■ Provided information ■
-=-=-=-=-

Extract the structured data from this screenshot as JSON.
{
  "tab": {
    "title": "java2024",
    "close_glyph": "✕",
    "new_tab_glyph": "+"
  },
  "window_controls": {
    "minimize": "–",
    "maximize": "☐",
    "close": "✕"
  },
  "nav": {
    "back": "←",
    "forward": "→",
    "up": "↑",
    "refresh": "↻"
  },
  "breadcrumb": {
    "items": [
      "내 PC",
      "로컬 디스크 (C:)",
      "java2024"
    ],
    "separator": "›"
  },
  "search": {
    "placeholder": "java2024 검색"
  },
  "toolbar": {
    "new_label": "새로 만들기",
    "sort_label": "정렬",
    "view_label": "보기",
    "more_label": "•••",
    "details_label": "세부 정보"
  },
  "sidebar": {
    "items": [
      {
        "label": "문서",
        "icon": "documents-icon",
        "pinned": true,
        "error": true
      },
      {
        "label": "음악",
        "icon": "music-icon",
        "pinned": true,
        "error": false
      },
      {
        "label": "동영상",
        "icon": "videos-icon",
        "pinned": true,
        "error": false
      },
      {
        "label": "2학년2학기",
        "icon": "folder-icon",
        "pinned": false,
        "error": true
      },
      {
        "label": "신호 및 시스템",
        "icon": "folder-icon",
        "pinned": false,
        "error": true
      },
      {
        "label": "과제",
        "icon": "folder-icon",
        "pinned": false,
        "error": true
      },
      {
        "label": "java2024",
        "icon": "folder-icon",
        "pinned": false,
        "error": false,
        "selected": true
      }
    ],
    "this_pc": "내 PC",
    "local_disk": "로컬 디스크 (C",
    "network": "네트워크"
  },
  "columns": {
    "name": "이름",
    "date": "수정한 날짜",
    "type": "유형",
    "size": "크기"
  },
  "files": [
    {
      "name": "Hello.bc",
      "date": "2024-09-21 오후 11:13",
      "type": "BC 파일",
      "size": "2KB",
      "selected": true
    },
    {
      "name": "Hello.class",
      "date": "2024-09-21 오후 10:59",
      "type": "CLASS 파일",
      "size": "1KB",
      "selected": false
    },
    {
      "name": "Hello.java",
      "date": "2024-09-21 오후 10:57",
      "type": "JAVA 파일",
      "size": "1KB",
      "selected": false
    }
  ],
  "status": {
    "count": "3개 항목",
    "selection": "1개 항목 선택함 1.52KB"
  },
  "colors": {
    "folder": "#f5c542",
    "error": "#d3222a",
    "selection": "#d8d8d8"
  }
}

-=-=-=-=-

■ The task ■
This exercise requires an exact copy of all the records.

■ Solution ■
Extract the structured data from this screenshot as JSON.
{
  "tab": {
    "title": "java2024",
    "close_glyph": "✕",
    "new_tab_glyph": "+"
  },
  "window_controls": {
    "minimize": "–",
    "maximize": "☐",
    "close": "✕"
  },
  "nav": {
    "back": "←",
    "forward": "→",
    "up": "↑",
    "refresh": "↻"
  },
  "breadcrumb": {
    "items": [
      "내 PC",
      "로컬 디스크 (C:)",
      "java2024"
    ],
    "separator": "›"
  },
  "search": {
    "placeholder": "java2024 검색"
  },
  "toolbar": {
    "new_label": "새로 만들기",
    "sort_label": "정렬",
    "view_label": "보기",
    "more_label": "•••",
    "details_label": "세부 정보"
  },
  "sidebar": {
    "items": [
      {
        "label": "문서",
        "icon": "documents-icon",
        "pinned": true,
        "error": true
      },
      {
        "label": "음악",
        "icon": "music-icon",
        "pinned": true,
        "error": false
      },
      {
        "label": "동영상",
        "icon": "videos-icon",
        "pinned": true,
        "error": false
      },
      {
        "label": "2학년2학기",
        "icon": "folder-icon",
        "pinned": false,
        "error": true
      },
      {
        "label": "신호 및 시스템",
        "icon": "folder-icon",
        "pinned": false,
        "error": true
      },
      {
        "label": "과제",
        "icon": "folder-icon",
        "pinned": false,
        "error": true
      },
      {
        "label": "java2024",
        "icon": "folder-icon",
        "pinned": false,
        "error": false,
        "selected": true
      }
    ],
    "this_pc": "내 PC",
    "local_disk": "로컬 디스크 (C",
    "network": "네트워크"
  },
  "columns": {
    "name": "이름",
    "date": "수정한 날짜",
    "type": "유형",
    "size": "크기"
  },
  "files": [
    {
      "name": "Hello.bc",
      "date": "2024-09-21 오후 11:13",
      "type": "BC 파일",
      "size": "2KB",
      "selected": true
    },
    {
      "name": "Hello.class",
      "date": "2024-09-21 오후 10:59",
      "type": "CLASS 파일",
      "size": "1KB",
      "selected": false
    },
    {
      "name": "Hello.java",
      "date": "2024-09-21 오후 10:57",
      "type": "JAVA 파일",
      "size": "1KB",
      "selected": false
    }
  ],
  "status": {
    "count": "3개 항목",
    "selection": "1개 항목 선택함 1.52KB"
  },
  "colors": {
    "folder": "#f5c542",
    "error": "#d3222a",
    "selection": "#d8d8d8"
  }
}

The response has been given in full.